**Problem**
Word for word, restate every entry shown below.

**Listed entries**
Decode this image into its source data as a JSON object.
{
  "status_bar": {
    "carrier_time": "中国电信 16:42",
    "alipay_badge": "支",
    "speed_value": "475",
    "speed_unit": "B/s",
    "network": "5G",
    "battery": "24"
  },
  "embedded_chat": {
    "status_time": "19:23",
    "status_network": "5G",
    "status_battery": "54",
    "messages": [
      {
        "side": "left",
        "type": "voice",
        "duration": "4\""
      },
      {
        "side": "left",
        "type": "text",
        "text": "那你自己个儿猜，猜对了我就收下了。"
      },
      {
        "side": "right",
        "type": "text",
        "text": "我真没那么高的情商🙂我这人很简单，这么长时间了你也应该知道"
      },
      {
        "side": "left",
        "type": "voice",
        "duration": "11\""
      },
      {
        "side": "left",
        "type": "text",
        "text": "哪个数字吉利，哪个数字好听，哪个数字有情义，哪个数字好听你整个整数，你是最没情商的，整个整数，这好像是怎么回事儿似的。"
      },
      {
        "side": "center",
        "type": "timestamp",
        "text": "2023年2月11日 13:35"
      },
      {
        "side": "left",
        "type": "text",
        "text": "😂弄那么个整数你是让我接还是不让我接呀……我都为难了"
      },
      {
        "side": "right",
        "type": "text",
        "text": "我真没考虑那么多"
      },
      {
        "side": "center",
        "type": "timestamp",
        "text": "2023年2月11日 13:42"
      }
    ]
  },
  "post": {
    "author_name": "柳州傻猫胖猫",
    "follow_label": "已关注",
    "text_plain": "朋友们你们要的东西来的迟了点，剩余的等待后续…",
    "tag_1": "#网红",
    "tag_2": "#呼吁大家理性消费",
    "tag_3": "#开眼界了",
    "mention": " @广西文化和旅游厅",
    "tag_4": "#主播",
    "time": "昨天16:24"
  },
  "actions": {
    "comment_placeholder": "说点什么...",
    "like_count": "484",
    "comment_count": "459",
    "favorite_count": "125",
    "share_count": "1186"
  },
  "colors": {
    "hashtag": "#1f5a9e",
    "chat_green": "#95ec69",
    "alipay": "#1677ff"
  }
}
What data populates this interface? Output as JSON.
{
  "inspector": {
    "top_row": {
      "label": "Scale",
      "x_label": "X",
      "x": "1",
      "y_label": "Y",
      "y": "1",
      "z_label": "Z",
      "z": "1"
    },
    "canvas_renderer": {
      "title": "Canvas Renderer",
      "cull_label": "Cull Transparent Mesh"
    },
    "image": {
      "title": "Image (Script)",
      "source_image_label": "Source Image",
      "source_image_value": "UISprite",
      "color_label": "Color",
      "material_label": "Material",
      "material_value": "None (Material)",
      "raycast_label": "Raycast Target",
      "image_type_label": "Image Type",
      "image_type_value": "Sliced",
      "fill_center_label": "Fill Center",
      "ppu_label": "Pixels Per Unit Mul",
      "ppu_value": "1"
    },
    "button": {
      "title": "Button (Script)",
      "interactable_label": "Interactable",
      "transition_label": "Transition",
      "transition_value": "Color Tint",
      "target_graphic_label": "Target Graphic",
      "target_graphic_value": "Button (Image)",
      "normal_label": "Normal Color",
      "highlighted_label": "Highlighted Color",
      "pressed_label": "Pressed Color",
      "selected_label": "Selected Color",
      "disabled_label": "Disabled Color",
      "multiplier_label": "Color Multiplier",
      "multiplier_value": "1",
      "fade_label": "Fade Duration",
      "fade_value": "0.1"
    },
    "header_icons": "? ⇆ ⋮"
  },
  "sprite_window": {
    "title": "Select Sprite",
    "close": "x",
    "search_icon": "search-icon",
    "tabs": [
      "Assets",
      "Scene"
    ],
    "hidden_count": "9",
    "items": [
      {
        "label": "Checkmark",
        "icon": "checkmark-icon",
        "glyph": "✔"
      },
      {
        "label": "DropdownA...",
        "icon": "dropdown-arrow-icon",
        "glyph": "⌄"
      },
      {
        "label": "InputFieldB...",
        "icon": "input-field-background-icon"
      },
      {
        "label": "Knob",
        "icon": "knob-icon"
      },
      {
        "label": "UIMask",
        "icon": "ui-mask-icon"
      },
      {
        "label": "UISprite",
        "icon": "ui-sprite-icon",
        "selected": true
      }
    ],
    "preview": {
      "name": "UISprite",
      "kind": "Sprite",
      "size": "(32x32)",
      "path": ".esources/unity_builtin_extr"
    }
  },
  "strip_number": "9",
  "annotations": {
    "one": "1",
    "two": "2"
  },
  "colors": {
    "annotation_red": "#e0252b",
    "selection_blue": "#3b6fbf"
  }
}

**Exercise response**
Decode this image into its source data as a JSON object.
{
  "status_bar": {
    "carrier_time": "中国电信 16:42",
    "alipay_badge": "支",
    "speed_value": "475",
    "speed_unit": "B/s",
    "network": "5G",
    "battery": "24"
  },
  "embedded_chat": {
    "status_time": "19:23",
    "status_network": "5G",
    "status_battery": "54",
    "messages": [
      {
        "side": "left",
        "type": "voice",
        "duration": "4\""
      },
      {
        "side": "left",
        "type": "text",
        "text": "那你自己个儿猜，猜对了我就收下了。"
      },
      {
        "side": "right",
        "type": "text",
        "text": "我真没那么高的情商🙂我这人很简单，这么长时间了你也应该知道"
      },
      {
        "side": "left",
        "type": "voice",
        "duration": "11\""
      },
      {
        "side": "left",
        "type": "text",
        "text": "哪个数字吉利，哪个数字好听，哪个数字有情义，哪个数字好听你整个整数，你是最没情商的，整个整数，这好像是怎么回事儿似的。"
      },
      {
        "side": "center",
        "type": "timestamp",
        "text": "2023年2月11日 13:35"
      },
      {
        "side": "left",
        "type": "text",
        "text": "😂弄那么个整数你是让我接还是不让我接呀……我都为难了"
      },
      {
        "side": "right",
        "type": "text",
        "text": "我真没考虑那么多"
      },
      {
        "side": "center",
        "type": "timestamp",
        "text": "2023年2月11日 13:42"
      }
    ]
  },
  "post": {
    "author_name": "柳州傻猫胖猫",
    "follow_label": "已关注",
    "text_plain": "朋友们你们要的东西来的迟了点，剩余的等待后续…",
    "tag_1": "#网红",
    "tag_2": "#呼吁大家理性消费",
    "tag_3": "#开眼界了",
    "mention": " @广西文化和旅游厅",
    "tag_4": "#主播",
    "time": "昨天16:24"
  },
  "actions": {
    "comment_placeholder": "说点什么...",
    "like_count": "484",
    "comment_count": "459",
    "favorite_count": "125",
    "share_count": "1186"
  },
  "colors": {
    "hashtag": "#1f5a9e",
    "chat_green": "#95ec69",
    "alipay": "#1677ff"
  }
}
What data populates this interface? Output as JSON.
{
  "inspector": {
    "top_row": {
      "label": "Scale",
      "x_label": "X",
      "x": "1",
      "y_label": "Y",
      "y": "1",
      "z_label": "Z",
      "z": "1"
    },
    "canvas_renderer": {
      "title": "Canvas Renderer",
      "cull_label": "Cull Transparent Mesh"
    },
    "image": {
      "title": "Image (Script)",
      "source_image_label": "Source Image",
      "source_image_value": "UISprite",
      "color_label": "Color",
      "material_label": "Material",
      "material_value": "None (Material)",
      "raycast_label": "Raycast Target",
      "image_type_label": "Image Type",
      "image_type_value": "Sliced",
      "fill_center_label": "Fill Center",
      "ppu_label": "Pixels Per Unit Mul",
      "ppu_value": "1"
    },
    "button": {
      "title": "Button (Script)",
      "interactable_label": "Interactable",
      "transition_label": "Transition",
      "transition_value": "Color Tint",
      "target_graphic_label": "Target Graphic",
      "target_graphic_value": "Button (Image)",
      "normal_label": "Normal Color",
      "highlighted_label": "Highlighted Color",
      "pressed_label": "Pressed Color",
      "selected_label": "Selected Color",
      "disabled_label": "Disabled Color",
      "multiplier_label": "Color Multiplier",
      "multiplier_value": "1",
      "fade_label": "Fade Duration",
      "fade_value": "0.1"
    },
    "header_icons": "? ⇆ ⋮"
  },
  "sprite_window": {
    "title": "Select Sprite",
    "close": "x",
    "search_icon": "search-icon",
    "tabs": [
      "Assets",
      "Scene"
    ],
    "hidden_count": "9",
    "items": [
      {
        "label": "Checkmark",
        "icon": "checkmark-icon",
        "glyph": "✔"
      },
      {
        "label": "DropdownA...",
        "icon": "dropdown-arrow-icon",
        "glyph": "⌄"
      },
      {
        "label": "InputFieldB...",
        "icon": "input-field-background-icon"
      },
      {
        "label": "Knob",
        "icon": "knob-icon"
      },
      {
        "label": "UIMask",
        "icon": "ui-mask-icon"
      },
      {
        "label": "UISprite",
        "icon": "ui-sprite-icon",
        "selected": true
      }
    ],
    "preview": {
      "name": "UISprite",
      "kind": "Sprite",
      "size": "(32x32)",
      "path": ".esources/unity_builtin_extr"
    }
  },
  "strip_number": "9",
  "annotations": {
    "one": "1",
    "two": "2"
  },
  "colors": {
    "annotation_red": "#e0252b",
    "selection_blue": "#3b6fbf"
  }
}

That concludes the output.